Task instructions
Copy out each line of the listing below that contains the word "JSON".

(Dataset records Opens)

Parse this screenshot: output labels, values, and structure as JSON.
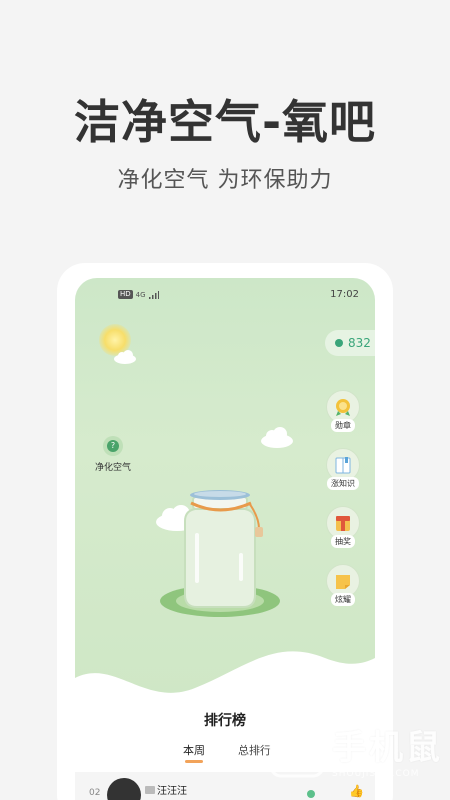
{
  "hero": {
    "title": "洁净空气-氧吧",
    "subtitle": "净化空气 为环保助力"
  },
  "status_bar": {
    "hd": "HD",
    "signal": "4G",
    "time": "17:02"
  },
  "score": {
    "value": "832"
  },
  "purify": {
    "label": "净化空气",
    "icon": "question-icon"
  },
  "side_buttons": [
    {
      "label": "勋章",
      "icon": "medal-icon"
    },
    {
      "label": "涨知识",
      "icon": "book-icon"
    },
    {
      "label": "抽奖",
      "icon": "gift-icon"
    },
    {
      "label": "炫耀",
      "icon": "share-note-icon"
    }
  ],
  "ranking": {
    "title": "排行榜",
    "tabs": [
      {
        "label": "本周"
      },
      {
        "label": "总排行"
      }
    ],
    "rows": [
      {
        "rank": "02",
        "name": "汪汪汪"
      }
    ]
  },
  "watermark": {
    "cn": "手机鼠",
    "en": "SHOUJISHU.COM"
  },
  "colors": {
    "accent": "#3aa57a",
    "tab_underline": "#f2a35a",
    "scene_green": "#cde7c8"
  }
}
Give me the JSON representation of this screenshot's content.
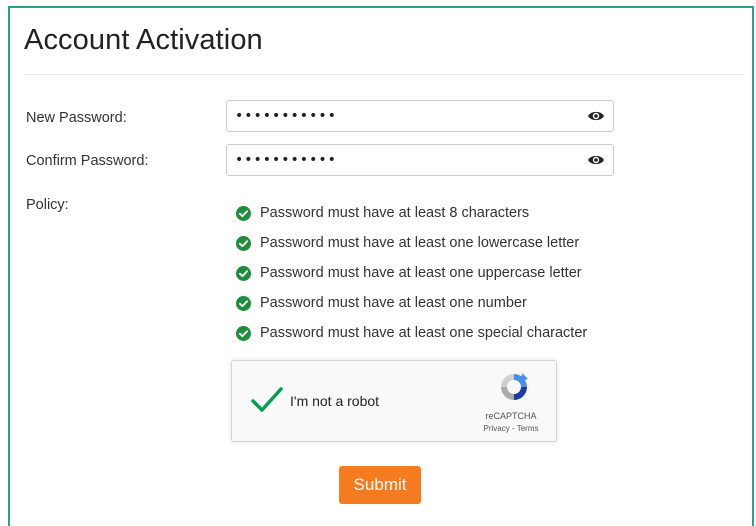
{
  "page": {
    "title": "Account Activation"
  },
  "form": {
    "new_password": {
      "label": "New Password:",
      "value": "•••••••••••",
      "icon": "eye-icon"
    },
    "confirm_password": {
      "label": "Confirm Password:",
      "value": "•••••••••••",
      "icon": "eye-icon"
    },
    "policy": {
      "label": "Policy:",
      "items": [
        {
          "text": "Password must have at least 8 characters",
          "status": "met"
        },
        {
          "text": "Password must have at least one lowercase letter",
          "status": "met"
        },
        {
          "text": "Password must have at least one uppercase letter",
          "status": "met"
        },
        {
          "text": "Password must have at least one number",
          "status": "met"
        },
        {
          "text": "Password must have at least one special character",
          "status": "met"
        }
      ]
    }
  },
  "recaptcha": {
    "label": "I'm not a robot",
    "checked": true,
    "brand": "reCAPTCHA",
    "privacy": "Privacy",
    "separator": " - ",
    "terms": "Terms"
  },
  "submit": {
    "label": "Submit"
  },
  "colors": {
    "border_accent": "#2f9e8f",
    "check_green": "#1e8e3e",
    "submit_bg": "#f47b20",
    "recaptcha_check": "#009e55"
  }
}
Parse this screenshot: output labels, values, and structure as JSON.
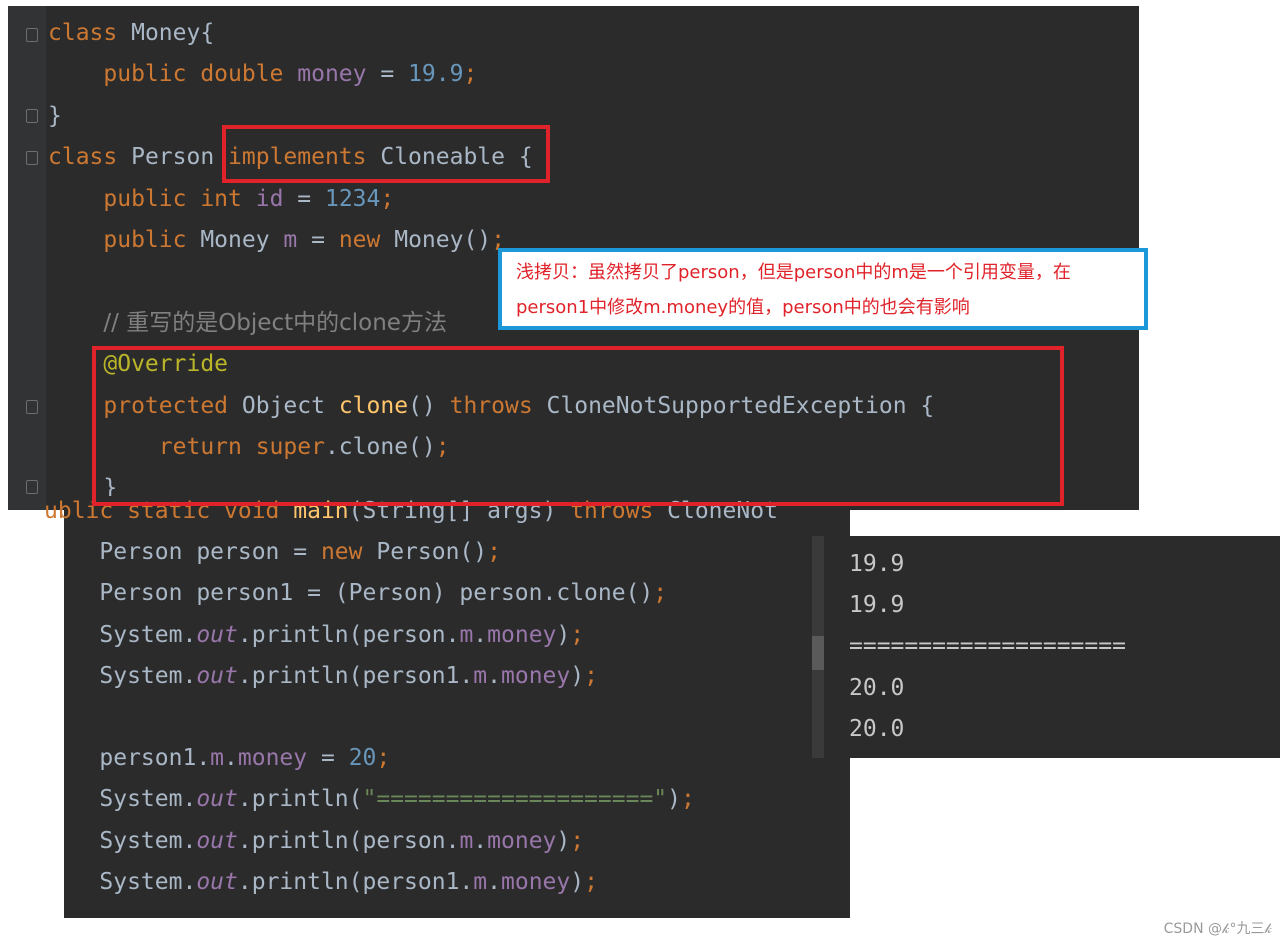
{
  "top_code": {
    "lines": [
      [
        [
          "kw",
          "class "
        ],
        [
          "p",
          "Money{"
        ]
      ],
      [
        [
          "p",
          "    "
        ],
        [
          "kw",
          "public double "
        ],
        [
          "fld",
          "money"
        ],
        [
          "p",
          " = "
        ],
        [
          "num",
          "19.9"
        ],
        [
          "kw",
          ";"
        ]
      ],
      [
        [
          "p",
          "}"
        ]
      ],
      [
        [
          "kw",
          "class "
        ],
        [
          "p",
          "Person "
        ],
        [
          "kw",
          "implements "
        ],
        [
          "p",
          "Cloneable {"
        ]
      ],
      [
        [
          "p",
          "    "
        ],
        [
          "kw",
          "public int "
        ],
        [
          "fld",
          "id"
        ],
        [
          "p",
          " = "
        ],
        [
          "num",
          "1234"
        ],
        [
          "kw",
          ";"
        ]
      ],
      [
        [
          "p",
          "    "
        ],
        [
          "kw",
          "public "
        ],
        [
          "p",
          "Money "
        ],
        [
          "fld",
          "m"
        ],
        [
          "p",
          " = "
        ],
        [
          "kw",
          "new "
        ],
        [
          "p",
          "Money()"
        ],
        [
          "kw",
          ";"
        ]
      ],
      [
        [
          "p",
          ""
        ]
      ],
      [
        [
          "p",
          "    "
        ],
        [
          "cmt",
          "// 重写的是Object中的clone方法"
        ]
      ],
      [
        [
          "p",
          "    "
        ],
        [
          "ann",
          "@Override"
        ]
      ],
      [
        [
          "p",
          "    "
        ],
        [
          "kw",
          "protected "
        ],
        [
          "p",
          "Object "
        ],
        [
          "fn",
          "clone"
        ],
        [
          "p",
          "() "
        ],
        [
          "kw",
          "throws "
        ],
        [
          "p",
          "CloneNotSupportedException {"
        ]
      ],
      [
        [
          "p",
          "        "
        ],
        [
          "kw",
          "return super"
        ],
        [
          "p",
          ".clone()"
        ],
        [
          "kw",
          ";"
        ]
      ],
      [
        [
          "p",
          "    }"
        ]
      ]
    ]
  },
  "main_code": {
    "lines": [
      [
        [
          "kw",
          "ublic static void "
        ],
        [
          "fn",
          "main"
        ],
        [
          "p",
          "(String[] args) "
        ],
        [
          "kw",
          "throws "
        ],
        [
          "p",
          "CloneNot"
        ]
      ],
      [
        [
          "p",
          "    Person person = "
        ],
        [
          "kw",
          "new "
        ],
        [
          "p",
          "Person()"
        ],
        [
          "kw",
          ";"
        ]
      ],
      [
        [
          "p",
          "    Person person1 = (Person) person.clone()"
        ],
        [
          "kw",
          ";"
        ]
      ],
      [
        [
          "p",
          "    System."
        ],
        [
          "it",
          "out"
        ],
        [
          "p",
          ".println(person."
        ],
        [
          "fld",
          "m"
        ],
        [
          "p",
          "."
        ],
        [
          "fld",
          "money"
        ],
        [
          "p",
          ")"
        ],
        [
          "kw",
          ";"
        ]
      ],
      [
        [
          "p",
          "    System."
        ],
        [
          "it",
          "out"
        ],
        [
          "p",
          ".println(person1."
        ],
        [
          "fld",
          "m"
        ],
        [
          "p",
          "."
        ],
        [
          "fld",
          "money"
        ],
        [
          "p",
          ")"
        ],
        [
          "kw",
          ";"
        ]
      ],
      [
        [
          "p",
          ""
        ]
      ],
      [
        [
          "p",
          "    person1."
        ],
        [
          "fld",
          "m"
        ],
        [
          "p",
          "."
        ],
        [
          "fld",
          "money"
        ],
        [
          "p",
          " = "
        ],
        [
          "num",
          "20"
        ],
        [
          "kw",
          ";"
        ]
      ],
      [
        [
          "p",
          "    System."
        ],
        [
          "it",
          "out"
        ],
        [
          "p",
          ".println("
        ],
        [
          "str",
          "\"====================\""
        ],
        [
          "p",
          ")"
        ],
        [
          "kw",
          ";"
        ]
      ],
      [
        [
          "p",
          "    System."
        ],
        [
          "it",
          "out"
        ],
        [
          "p",
          ".println(person."
        ],
        [
          "fld",
          "m"
        ],
        [
          "p",
          "."
        ],
        [
          "fld",
          "money"
        ],
        [
          "p",
          ")"
        ],
        [
          "kw",
          ";"
        ]
      ],
      [
        [
          "p",
          "    System."
        ],
        [
          "it",
          "out"
        ],
        [
          "p",
          ".println(person1."
        ],
        [
          "fld",
          "m"
        ],
        [
          "p",
          "."
        ],
        [
          "fld",
          "money"
        ],
        [
          "p",
          ")"
        ],
        [
          "kw",
          ";"
        ]
      ]
    ]
  },
  "console": {
    "lines": [
      "19.9",
      "19.9",
      "====================",
      "20.0",
      "20.0"
    ]
  },
  "annotation": {
    "line1": "浅拷贝：虽然拷贝了person，但是person中的m是一个引用变量，在",
    "line2": "person1中修改m.money的值，person中的也会有影响"
  },
  "watermark": "CSDN @𝓀°九三𝓀",
  "colors": {
    "editor_bg": "#2b2b2b",
    "highlight_red": "#e0232a",
    "highlight_blue": "#1c98d8"
  }
}
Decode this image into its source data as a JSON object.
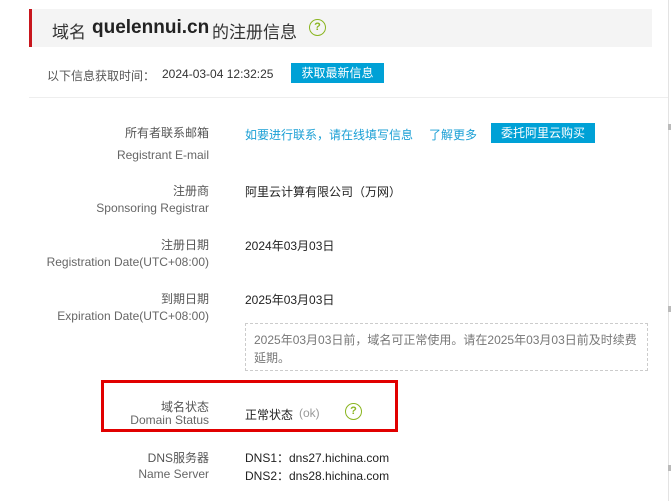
{
  "header": {
    "prefix": "域名",
    "domain": "quelennui.cn",
    "suffix": "的注册信息",
    "help_icon": "question-circle-icon"
  },
  "fetch": {
    "label": "以下信息获取时间：",
    "time": "2024-03-04 12:32:25",
    "refresh_button": "获取最新信息"
  },
  "rows": {
    "email": {
      "label_cn": "所有者联系邮箱",
      "label_en": "Registrant E-mail",
      "contact_link": "如要进行联系，请在线填写信息",
      "learn_more": "了解更多",
      "buy_button": "委托阿里云购买"
    },
    "registrar": {
      "label_cn": "注册商",
      "label_en": "Sponsoring Registrar",
      "value": "阿里云计算有限公司（万网）"
    },
    "registration": {
      "label_cn": "注册日期",
      "label_en": "Registration Date(UTC+08:00)",
      "value": "2024年03月03日"
    },
    "expiration": {
      "label_cn": "到期日期",
      "label_en": "Expiration Date(UTC+08:00)",
      "value": "2025年03月03日",
      "notice": "2025年03月03日前，域名可正常使用。请在2025年03月03日前及时续费延期。"
    },
    "status": {
      "label_cn": "域名状态",
      "label_en": "Domain Status",
      "value": "正常状态",
      "code": "(ok)",
      "help_icon": "question-circle-icon"
    },
    "nameserver": {
      "label_cn": "DNS服务器",
      "label_en": "Name Server",
      "dns1": "DNS1：dns27.hichina.com",
      "dns2": "DNS2：dns28.hichina.com"
    }
  },
  "colors": {
    "accent": "#00a1d6",
    "link": "#1a9fd5",
    "header_bar": "#c8161d",
    "highlight_box": "#e10000",
    "help_icon": "#8ab520"
  }
}
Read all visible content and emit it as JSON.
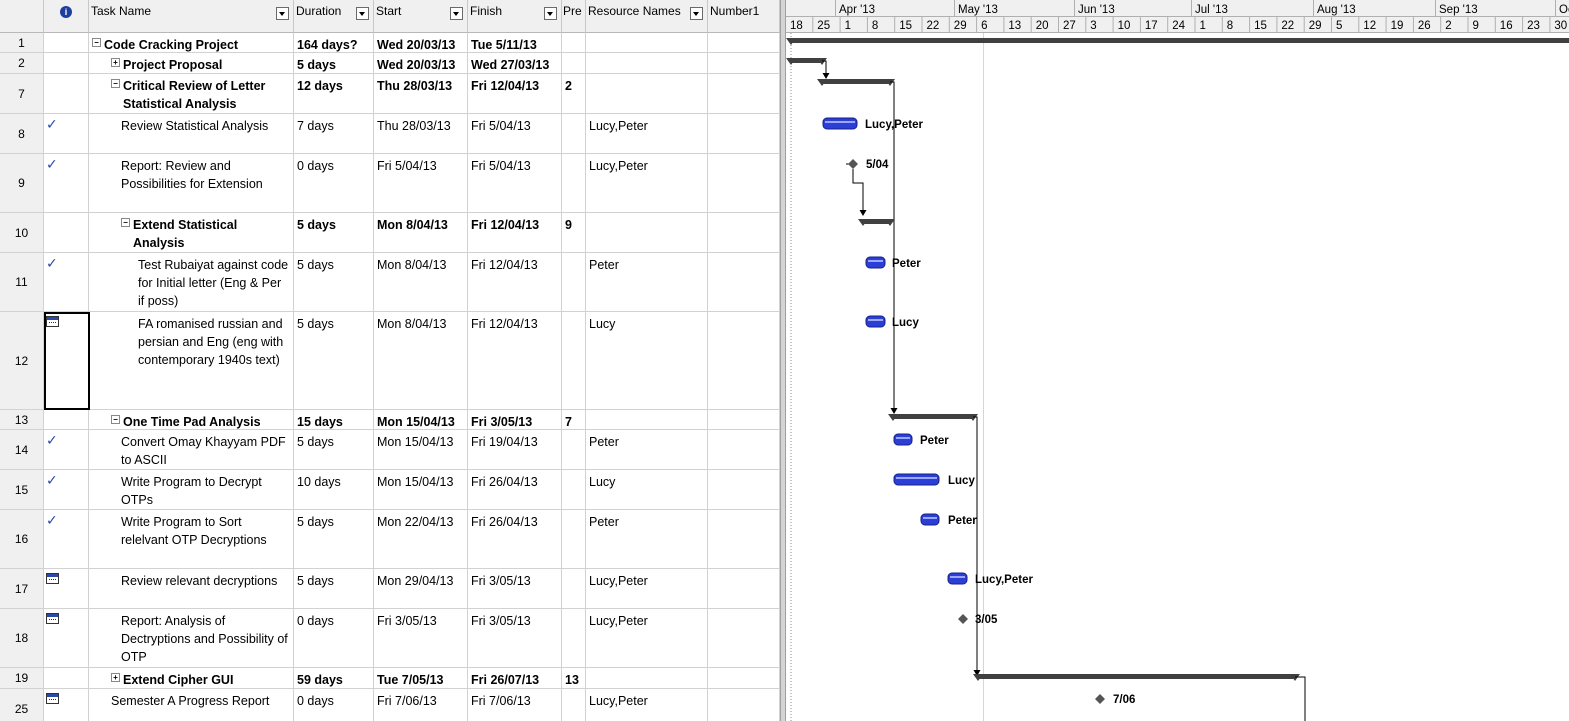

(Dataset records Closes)

Answer to this exercise
Parse this screenshot: output labels, values, and structure as JSON.
Give me the JSON representation of this screenshot's content.
Parse this screenshot: output labels, values, and structure as JSON.
Decode this image into its source data as a JSON object.
Read all visible content and emit it as JSON.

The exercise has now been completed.